Source data:
#####

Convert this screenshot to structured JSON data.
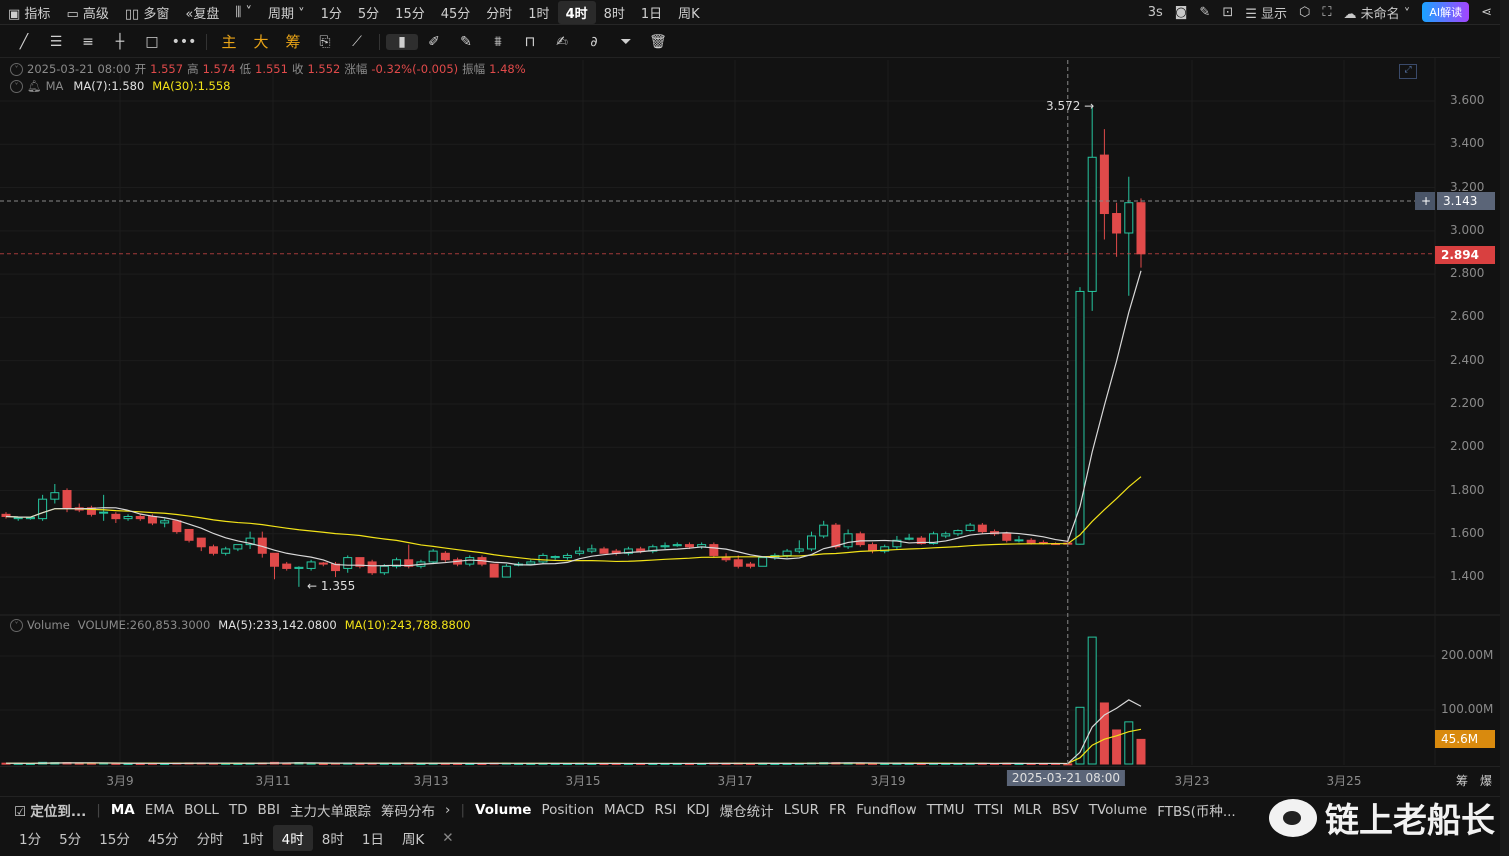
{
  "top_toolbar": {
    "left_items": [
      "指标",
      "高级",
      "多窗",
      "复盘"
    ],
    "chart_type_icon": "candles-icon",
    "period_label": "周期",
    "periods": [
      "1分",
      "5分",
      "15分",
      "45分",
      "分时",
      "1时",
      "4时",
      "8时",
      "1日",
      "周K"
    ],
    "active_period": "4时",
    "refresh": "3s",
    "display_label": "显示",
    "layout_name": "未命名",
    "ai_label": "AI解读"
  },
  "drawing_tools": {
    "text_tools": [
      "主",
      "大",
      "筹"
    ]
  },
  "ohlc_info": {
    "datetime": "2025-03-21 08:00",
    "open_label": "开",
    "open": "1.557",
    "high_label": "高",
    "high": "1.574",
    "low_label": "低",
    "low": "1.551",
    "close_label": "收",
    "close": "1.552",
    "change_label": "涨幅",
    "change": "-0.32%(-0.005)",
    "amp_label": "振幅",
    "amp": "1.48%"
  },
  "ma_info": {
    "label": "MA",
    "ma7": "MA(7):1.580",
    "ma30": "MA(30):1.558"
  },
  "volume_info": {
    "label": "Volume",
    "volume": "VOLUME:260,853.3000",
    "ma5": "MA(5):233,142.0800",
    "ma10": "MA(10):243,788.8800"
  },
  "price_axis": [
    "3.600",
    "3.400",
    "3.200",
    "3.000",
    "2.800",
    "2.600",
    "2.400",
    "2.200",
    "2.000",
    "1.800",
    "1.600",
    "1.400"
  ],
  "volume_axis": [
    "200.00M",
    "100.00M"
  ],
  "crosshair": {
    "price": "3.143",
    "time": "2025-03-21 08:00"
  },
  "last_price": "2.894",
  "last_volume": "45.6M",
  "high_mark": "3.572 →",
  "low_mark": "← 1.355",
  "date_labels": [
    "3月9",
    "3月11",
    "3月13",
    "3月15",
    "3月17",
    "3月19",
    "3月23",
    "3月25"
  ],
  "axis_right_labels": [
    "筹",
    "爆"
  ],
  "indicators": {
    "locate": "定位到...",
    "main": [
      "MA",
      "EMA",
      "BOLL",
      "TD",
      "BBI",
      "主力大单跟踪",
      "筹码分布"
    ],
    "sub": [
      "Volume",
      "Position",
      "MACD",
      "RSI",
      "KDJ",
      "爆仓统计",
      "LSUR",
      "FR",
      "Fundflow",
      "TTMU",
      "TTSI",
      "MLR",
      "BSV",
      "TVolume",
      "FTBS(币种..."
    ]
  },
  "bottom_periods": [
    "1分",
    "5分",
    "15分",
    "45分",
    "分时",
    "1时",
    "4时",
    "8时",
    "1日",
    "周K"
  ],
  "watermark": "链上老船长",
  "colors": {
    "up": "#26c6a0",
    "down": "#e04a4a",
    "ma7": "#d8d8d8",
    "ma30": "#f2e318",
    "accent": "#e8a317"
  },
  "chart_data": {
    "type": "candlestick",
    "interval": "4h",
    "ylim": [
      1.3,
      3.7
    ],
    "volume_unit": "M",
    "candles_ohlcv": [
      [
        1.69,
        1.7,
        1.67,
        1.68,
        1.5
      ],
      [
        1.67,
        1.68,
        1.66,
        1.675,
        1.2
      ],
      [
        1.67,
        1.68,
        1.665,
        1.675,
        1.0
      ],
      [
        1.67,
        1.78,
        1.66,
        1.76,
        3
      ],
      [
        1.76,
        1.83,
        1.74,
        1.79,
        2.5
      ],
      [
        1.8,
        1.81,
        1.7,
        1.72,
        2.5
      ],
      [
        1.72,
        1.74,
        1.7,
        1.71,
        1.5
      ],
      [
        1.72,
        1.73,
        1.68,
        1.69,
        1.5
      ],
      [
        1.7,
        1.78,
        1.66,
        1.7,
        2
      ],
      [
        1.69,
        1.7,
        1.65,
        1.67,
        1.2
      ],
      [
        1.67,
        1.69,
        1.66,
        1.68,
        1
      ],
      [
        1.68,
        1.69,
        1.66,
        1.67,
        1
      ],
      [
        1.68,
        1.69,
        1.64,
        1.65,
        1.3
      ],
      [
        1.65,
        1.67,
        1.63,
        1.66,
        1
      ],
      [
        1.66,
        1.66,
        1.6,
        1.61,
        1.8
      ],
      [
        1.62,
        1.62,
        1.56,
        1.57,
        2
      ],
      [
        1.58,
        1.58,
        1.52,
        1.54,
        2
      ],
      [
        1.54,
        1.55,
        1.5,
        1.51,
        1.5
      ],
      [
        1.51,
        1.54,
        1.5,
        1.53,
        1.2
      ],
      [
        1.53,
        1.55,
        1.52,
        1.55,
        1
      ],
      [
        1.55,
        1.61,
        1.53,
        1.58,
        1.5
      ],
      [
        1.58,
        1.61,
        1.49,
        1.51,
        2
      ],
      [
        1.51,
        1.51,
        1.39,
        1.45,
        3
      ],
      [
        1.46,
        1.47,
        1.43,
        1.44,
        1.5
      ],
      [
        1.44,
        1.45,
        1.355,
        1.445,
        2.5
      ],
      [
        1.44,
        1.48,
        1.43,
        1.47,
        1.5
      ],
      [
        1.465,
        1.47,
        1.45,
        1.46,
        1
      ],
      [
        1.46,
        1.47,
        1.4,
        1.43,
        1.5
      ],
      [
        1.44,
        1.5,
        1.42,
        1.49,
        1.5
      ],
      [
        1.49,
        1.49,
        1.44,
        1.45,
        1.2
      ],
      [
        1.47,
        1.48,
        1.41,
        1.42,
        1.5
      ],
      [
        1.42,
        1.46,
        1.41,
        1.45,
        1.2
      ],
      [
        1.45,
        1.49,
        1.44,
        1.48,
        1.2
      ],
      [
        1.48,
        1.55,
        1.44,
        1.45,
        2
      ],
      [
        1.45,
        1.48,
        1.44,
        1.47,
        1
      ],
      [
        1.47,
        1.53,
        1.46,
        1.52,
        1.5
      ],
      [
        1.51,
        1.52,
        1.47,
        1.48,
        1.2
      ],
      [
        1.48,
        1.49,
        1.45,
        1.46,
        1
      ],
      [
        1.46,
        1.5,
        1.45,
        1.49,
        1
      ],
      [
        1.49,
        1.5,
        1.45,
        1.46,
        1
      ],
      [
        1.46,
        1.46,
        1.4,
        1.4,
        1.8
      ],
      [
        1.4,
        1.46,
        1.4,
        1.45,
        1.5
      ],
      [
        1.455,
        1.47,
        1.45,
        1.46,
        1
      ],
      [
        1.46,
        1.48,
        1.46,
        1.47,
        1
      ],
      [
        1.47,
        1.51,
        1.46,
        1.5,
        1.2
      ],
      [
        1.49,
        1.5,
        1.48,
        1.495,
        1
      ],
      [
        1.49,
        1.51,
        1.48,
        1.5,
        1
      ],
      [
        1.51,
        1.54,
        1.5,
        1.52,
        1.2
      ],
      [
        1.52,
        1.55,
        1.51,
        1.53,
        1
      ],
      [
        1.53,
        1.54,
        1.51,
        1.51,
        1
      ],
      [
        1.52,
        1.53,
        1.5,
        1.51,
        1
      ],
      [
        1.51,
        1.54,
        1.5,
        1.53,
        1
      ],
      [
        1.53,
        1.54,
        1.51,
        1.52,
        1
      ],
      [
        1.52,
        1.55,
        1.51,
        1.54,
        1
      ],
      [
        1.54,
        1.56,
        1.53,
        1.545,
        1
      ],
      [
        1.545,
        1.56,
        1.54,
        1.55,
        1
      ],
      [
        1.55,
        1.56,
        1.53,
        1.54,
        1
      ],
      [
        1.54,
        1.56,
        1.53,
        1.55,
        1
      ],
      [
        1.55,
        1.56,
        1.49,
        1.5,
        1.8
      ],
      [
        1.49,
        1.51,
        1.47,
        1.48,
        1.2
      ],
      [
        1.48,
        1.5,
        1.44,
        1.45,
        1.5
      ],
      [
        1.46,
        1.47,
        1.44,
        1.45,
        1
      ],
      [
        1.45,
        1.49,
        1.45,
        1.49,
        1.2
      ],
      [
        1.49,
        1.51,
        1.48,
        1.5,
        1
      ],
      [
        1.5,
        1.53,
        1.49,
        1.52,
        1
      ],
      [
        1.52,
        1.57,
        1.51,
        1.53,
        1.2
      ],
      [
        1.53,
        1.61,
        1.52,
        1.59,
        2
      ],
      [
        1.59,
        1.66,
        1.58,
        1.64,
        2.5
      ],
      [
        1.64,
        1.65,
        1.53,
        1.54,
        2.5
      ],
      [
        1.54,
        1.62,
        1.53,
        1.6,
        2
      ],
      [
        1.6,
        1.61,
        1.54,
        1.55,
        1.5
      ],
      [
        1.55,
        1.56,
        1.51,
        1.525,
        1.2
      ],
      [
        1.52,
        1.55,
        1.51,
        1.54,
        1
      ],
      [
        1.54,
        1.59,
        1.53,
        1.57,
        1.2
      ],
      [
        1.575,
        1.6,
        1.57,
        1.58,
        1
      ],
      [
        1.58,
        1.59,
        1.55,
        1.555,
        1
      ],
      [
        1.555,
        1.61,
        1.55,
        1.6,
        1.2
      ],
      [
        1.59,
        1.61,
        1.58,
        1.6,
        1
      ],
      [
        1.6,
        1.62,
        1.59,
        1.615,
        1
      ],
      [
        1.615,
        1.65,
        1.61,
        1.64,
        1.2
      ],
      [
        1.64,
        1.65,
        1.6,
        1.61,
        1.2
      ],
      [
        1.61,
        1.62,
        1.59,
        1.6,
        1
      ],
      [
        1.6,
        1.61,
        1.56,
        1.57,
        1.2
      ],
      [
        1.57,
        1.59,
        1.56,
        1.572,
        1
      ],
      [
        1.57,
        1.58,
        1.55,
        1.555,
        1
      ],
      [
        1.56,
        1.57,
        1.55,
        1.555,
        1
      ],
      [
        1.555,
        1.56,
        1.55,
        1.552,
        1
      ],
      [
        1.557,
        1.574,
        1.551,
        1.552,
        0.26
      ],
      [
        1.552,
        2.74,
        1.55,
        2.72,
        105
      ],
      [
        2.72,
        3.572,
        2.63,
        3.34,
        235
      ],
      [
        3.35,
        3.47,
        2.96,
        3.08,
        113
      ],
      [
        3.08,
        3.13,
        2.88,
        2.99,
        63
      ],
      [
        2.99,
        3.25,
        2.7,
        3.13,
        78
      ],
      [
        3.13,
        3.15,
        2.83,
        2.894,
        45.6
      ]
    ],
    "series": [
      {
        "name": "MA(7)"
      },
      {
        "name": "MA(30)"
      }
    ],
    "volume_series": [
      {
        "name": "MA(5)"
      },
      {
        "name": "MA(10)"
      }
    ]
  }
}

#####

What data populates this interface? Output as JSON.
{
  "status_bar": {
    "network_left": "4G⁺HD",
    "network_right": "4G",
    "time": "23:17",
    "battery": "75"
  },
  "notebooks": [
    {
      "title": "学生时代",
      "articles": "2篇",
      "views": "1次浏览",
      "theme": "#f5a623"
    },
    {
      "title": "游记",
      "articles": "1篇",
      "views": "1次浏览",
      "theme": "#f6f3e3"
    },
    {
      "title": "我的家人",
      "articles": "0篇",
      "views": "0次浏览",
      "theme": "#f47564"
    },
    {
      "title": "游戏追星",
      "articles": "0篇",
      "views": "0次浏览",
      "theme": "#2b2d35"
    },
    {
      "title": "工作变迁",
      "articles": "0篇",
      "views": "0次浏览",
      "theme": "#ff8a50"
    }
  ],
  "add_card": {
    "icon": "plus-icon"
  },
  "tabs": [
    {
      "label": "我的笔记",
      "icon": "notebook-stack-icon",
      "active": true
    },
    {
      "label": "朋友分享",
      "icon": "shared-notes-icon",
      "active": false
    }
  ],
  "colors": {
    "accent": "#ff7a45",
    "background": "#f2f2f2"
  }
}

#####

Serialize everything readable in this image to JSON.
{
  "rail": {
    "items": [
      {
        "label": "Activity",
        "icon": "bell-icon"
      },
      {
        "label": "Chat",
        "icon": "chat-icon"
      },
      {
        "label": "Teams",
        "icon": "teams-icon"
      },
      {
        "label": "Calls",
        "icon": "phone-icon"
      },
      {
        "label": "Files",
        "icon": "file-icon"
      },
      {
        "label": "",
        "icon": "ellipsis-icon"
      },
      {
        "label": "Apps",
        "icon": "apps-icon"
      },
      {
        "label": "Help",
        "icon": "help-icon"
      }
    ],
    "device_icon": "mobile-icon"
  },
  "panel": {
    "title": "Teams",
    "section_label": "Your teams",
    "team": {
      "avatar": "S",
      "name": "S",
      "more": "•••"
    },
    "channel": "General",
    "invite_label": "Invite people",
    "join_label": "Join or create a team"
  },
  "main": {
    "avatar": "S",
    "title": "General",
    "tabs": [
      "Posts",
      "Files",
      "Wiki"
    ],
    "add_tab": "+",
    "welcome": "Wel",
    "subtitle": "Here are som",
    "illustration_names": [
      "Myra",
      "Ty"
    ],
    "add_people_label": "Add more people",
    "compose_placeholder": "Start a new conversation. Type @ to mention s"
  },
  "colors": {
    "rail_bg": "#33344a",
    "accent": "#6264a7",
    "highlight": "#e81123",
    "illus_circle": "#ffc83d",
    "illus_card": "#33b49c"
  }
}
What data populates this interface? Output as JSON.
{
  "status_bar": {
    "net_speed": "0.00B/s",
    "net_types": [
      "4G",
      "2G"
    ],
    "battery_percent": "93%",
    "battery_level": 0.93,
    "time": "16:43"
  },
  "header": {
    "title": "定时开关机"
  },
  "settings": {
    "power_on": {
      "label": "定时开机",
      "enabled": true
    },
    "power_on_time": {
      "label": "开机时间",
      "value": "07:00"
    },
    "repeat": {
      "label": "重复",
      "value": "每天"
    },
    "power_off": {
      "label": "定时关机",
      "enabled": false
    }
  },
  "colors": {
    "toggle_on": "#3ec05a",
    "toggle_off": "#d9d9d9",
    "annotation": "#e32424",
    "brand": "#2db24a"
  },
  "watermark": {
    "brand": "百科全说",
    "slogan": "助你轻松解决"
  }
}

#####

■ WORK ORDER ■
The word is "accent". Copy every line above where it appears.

■ TASK ANSWER ■
    "accent": "#e8a317"
    "accent": "#ff7a45",
    "accent": "#6264a7",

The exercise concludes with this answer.